SINGAPORE: Researchers from the National University Hospital (NUH) have found that the main problem Asians on the brink of diabetes face is that they are not producing enough insulin.
During the Assessing Progression to Type 2 Diabetes (APT-2D) study which began in 2016, prediabetics and a normal group of volunteers were given a standardised intake of glucose.
For prediabetic individuals, their ability to make insulin in response to a glucose load is reduced by 36 per cent as compared to normal individuals.
Another reason for Type 2 diabetes is that the body does not respond to insulin effectively, also known as insulin resistance. Doctors have found that the difference in insulin resistance between the two groups was relatively small.
The preliminary findings were revealed at a press briefing on Monday (Oct 16). These early results were based off a study of 140 participants, which were predominantly Chinese.
According to Dr Sue-Anne Toh, principal investigator of APT-2D study, this result helps throw light on why Asians have a higher prevalence of diabetes compared to Caucasians, even for the same BMI.
“These early findings may suggest that Asians develop diabetes at much lower levels of obesity because they are unable to mount an appropriate insulin response to a glucose load. So it can potentially explain why we seem to see so much of diabetes even if we don't look particularly obese or overweight."

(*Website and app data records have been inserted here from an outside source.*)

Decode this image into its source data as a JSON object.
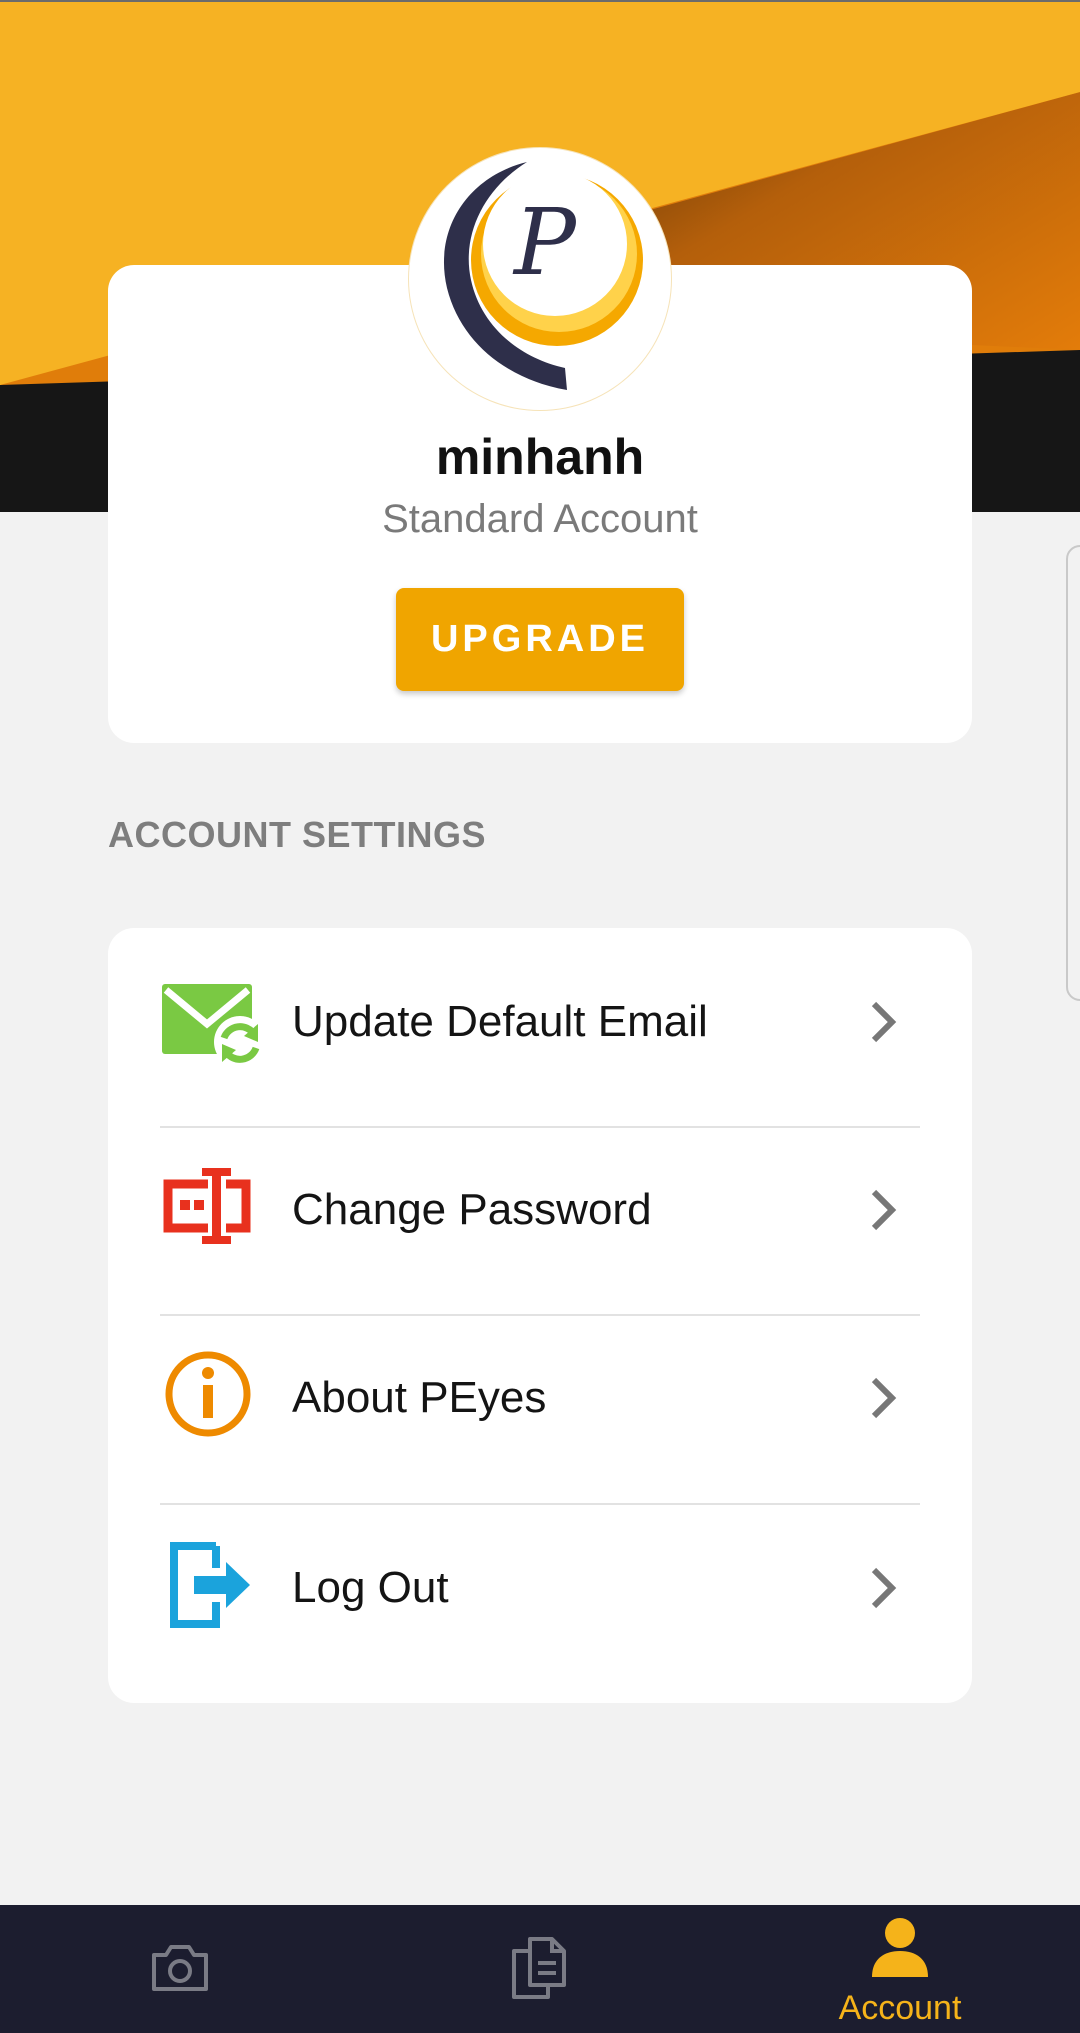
{
  "profile": {
    "username": "minhanh",
    "account_type": "Standard Account",
    "upgrade_label": "UPGRADE",
    "avatar_letter": "P"
  },
  "settings": {
    "heading": "ACCOUNT SETTINGS",
    "items": [
      {
        "label": "Update Default Email",
        "icon": "email-sync-icon",
        "icon_color": "#7ac943"
      },
      {
        "label": "Change Password",
        "icon": "password-field-icon",
        "icon_color": "#e8311e"
      },
      {
        "label": "About PEyes",
        "icon": "info-icon",
        "icon_color": "#ee8a00"
      },
      {
        "label": "Log Out",
        "icon": "logout-icon",
        "icon_color": "#1ba3dc"
      }
    ]
  },
  "bottom_nav": {
    "tabs": [
      {
        "label": "",
        "icon": "camera-icon",
        "active": false
      },
      {
        "label": "",
        "icon": "documents-icon",
        "active": false
      },
      {
        "label": "Account",
        "icon": "account-icon",
        "active": true
      }
    ]
  },
  "colors": {
    "accent": "#f0a500",
    "header_yellow": "#f6b223",
    "header_orange": "#e07d0a",
    "header_dark": "#161616",
    "nav_background": "#1c1d2f",
    "nav_active": "#f5b31a",
    "nav_inactive": "#7a7b85"
  }
}
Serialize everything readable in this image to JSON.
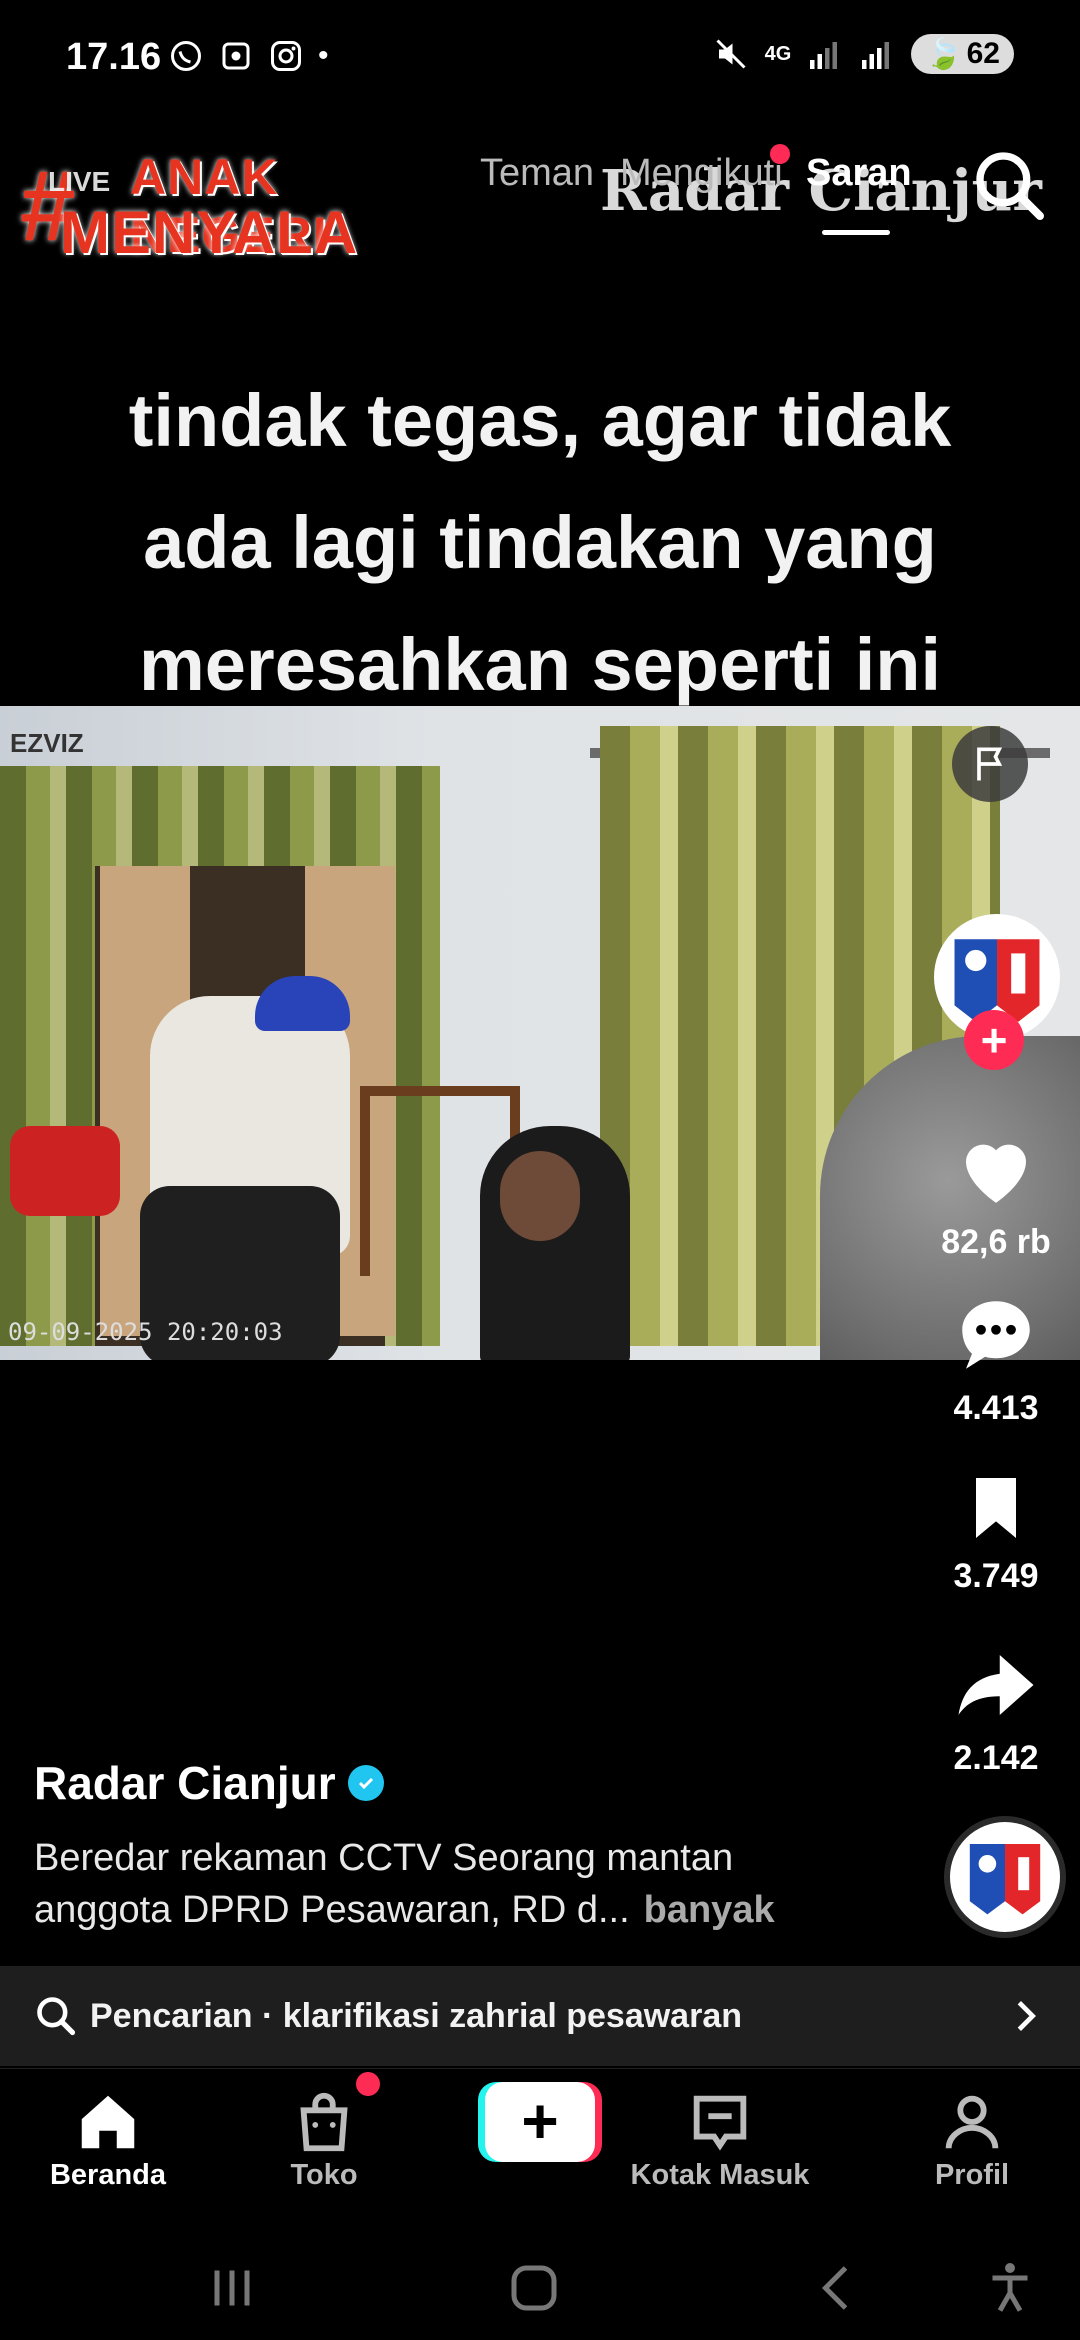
{
  "status": {
    "time": "17.16",
    "battery": "62",
    "network": "4G",
    "app_icons": [
      "whatsapp-icon",
      "screenshot-icon",
      "instagram-icon"
    ]
  },
  "top_nav": {
    "overlay_brand_line1": "ANAK NEGERI",
    "overlay_brand_line2": "MENYALA",
    "overlay_hash": "#",
    "live_label": "LIVE",
    "tabs": [
      "Teman",
      "Mengikuti",
      "Saran"
    ],
    "active_tab": "Saran",
    "watermark": "Radar Cianjur"
  },
  "video": {
    "caption_lines": [
      "tindak tegas, agar tidak",
      "ada lagi tindakan yang",
      "meresahkan seperti ini"
    ],
    "cam_brand": "EZVIZ",
    "cam_timestamp": "09-09-2025 20:20:03"
  },
  "rail": {
    "likes": "82,6 rb",
    "comments": "4.413",
    "bookmarks": "3.749",
    "shares": "2.142"
  },
  "post": {
    "author": "Radar Cianjur",
    "description_line1": "Beredar rekaman CCTV Seorang mantan",
    "description_line2": "anggota DPRD Pesawaran, RD d...",
    "more_label": "banyak"
  },
  "search_suggestion": {
    "prefix": "Pencarian",
    "separator": " · ",
    "query": "klarifikasi zahrial pesawaran"
  },
  "bottom_nav": {
    "home": "Beranda",
    "shop": "Toko",
    "create": "+",
    "inbox": "Kotak Masuk",
    "profile": "Profil"
  },
  "colors": {
    "accent": "#fe2c55",
    "cyan": "#25f4ee",
    "verified": "#20c5f0"
  }
}
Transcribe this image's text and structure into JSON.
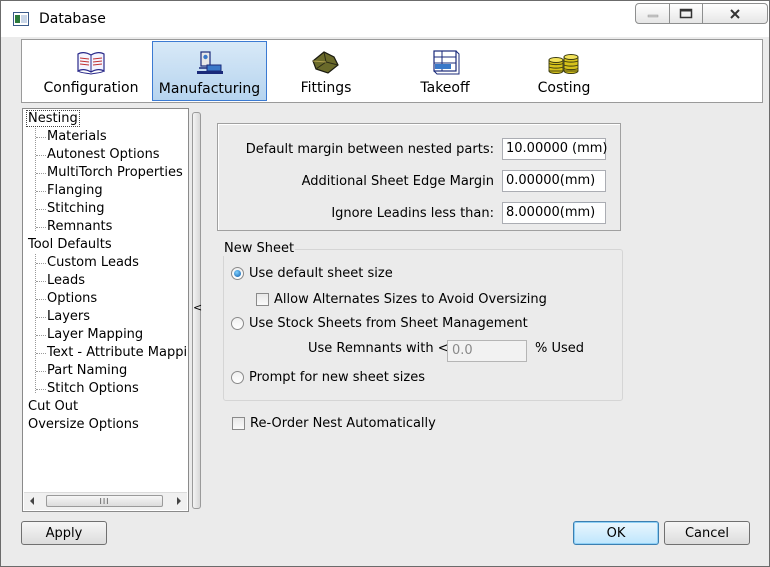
{
  "window": {
    "title": "Database"
  },
  "toolbar": {
    "tabs": [
      {
        "label": "Configuration",
        "icon": "book-icon"
      },
      {
        "label": "Manufacturing",
        "icon": "machine-icon",
        "active": true
      },
      {
        "label": "Fittings",
        "icon": "fitting-icon"
      },
      {
        "label": "Takeoff",
        "icon": "takeoff-icon"
      },
      {
        "label": "Costing",
        "icon": "coins-icon"
      }
    ]
  },
  "tree": {
    "items": [
      {
        "label": "Nesting",
        "level": 0
      },
      {
        "label": "Materials",
        "level": 1
      },
      {
        "label": "Autonest Options",
        "level": 1
      },
      {
        "label": "MultiTorch Properties",
        "level": 1
      },
      {
        "label": "Flanging",
        "level": 1
      },
      {
        "label": "Stitching",
        "level": 1
      },
      {
        "label": "Remnants",
        "level": 1
      },
      {
        "label": "Tool Defaults",
        "level": 0
      },
      {
        "label": "Custom Leads",
        "level": 1
      },
      {
        "label": "Leads",
        "level": 1
      },
      {
        "label": "Options",
        "level": 1
      },
      {
        "label": "Layers",
        "level": 1
      },
      {
        "label": "Layer Mapping",
        "level": 1
      },
      {
        "label": "Text - Attribute Mapping",
        "level": 1
      },
      {
        "label": "Part Naming",
        "level": 1
      },
      {
        "label": "Stitch Options",
        "level": 1
      },
      {
        "label": "Cut Out",
        "level": 0
      },
      {
        "label": "Oversize Options",
        "level": 0
      }
    ],
    "scroll_grip": "III"
  },
  "splitter": {
    "glyph": "<"
  },
  "margins": {
    "default_margin_label": "Default margin between nested parts:",
    "default_margin_value": "10.00000",
    "default_margin_unit": "(mm)",
    "edge_margin_label": "Additional Sheet Edge Margin",
    "edge_margin_value": "0.00000",
    "edge_margin_unit": "(mm)",
    "leadins_label": "Ignore Leadins less than:",
    "leadins_value": "8.00000",
    "leadins_unit": "(mm)"
  },
  "new_sheet": {
    "legend": "New Sheet",
    "use_default_label": "Use default sheet size",
    "allow_alternates_label": "Allow Alternates Sizes to Avoid Oversizing",
    "use_stock_label": "Use Stock Sheets from Sheet Management",
    "remnants_label": "Use Remnants with <=",
    "remnants_value": "0.0",
    "remnants_unit": "% Used",
    "prompt_label": "Prompt for new sheet sizes"
  },
  "reorder": {
    "label": "Re-Order Nest Automatically"
  },
  "buttons": {
    "apply": "Apply",
    "ok": "OK",
    "cancel": "Cancel"
  }
}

Dr Toh added that the findings underscored the importance of a healthy diet and active lifestyle. If the results prove conclusive at the end of the study, this could pave the way for future studies to formulate more effective and better tailored prevention and treatment strategies, Dr Toh added.
The researchers are recruiting more participants, and are looking for more representation from the Malay and Indian ethnic groups. Currently, 1,341 individuals have signed up for the study, and researchers hope to have 2,300 participants.
Those interested in taking part in the study can contact the research team at firstname.lastname@example.org or call 8781-6302/8781-6303.
The study is expected to conclude in 2021.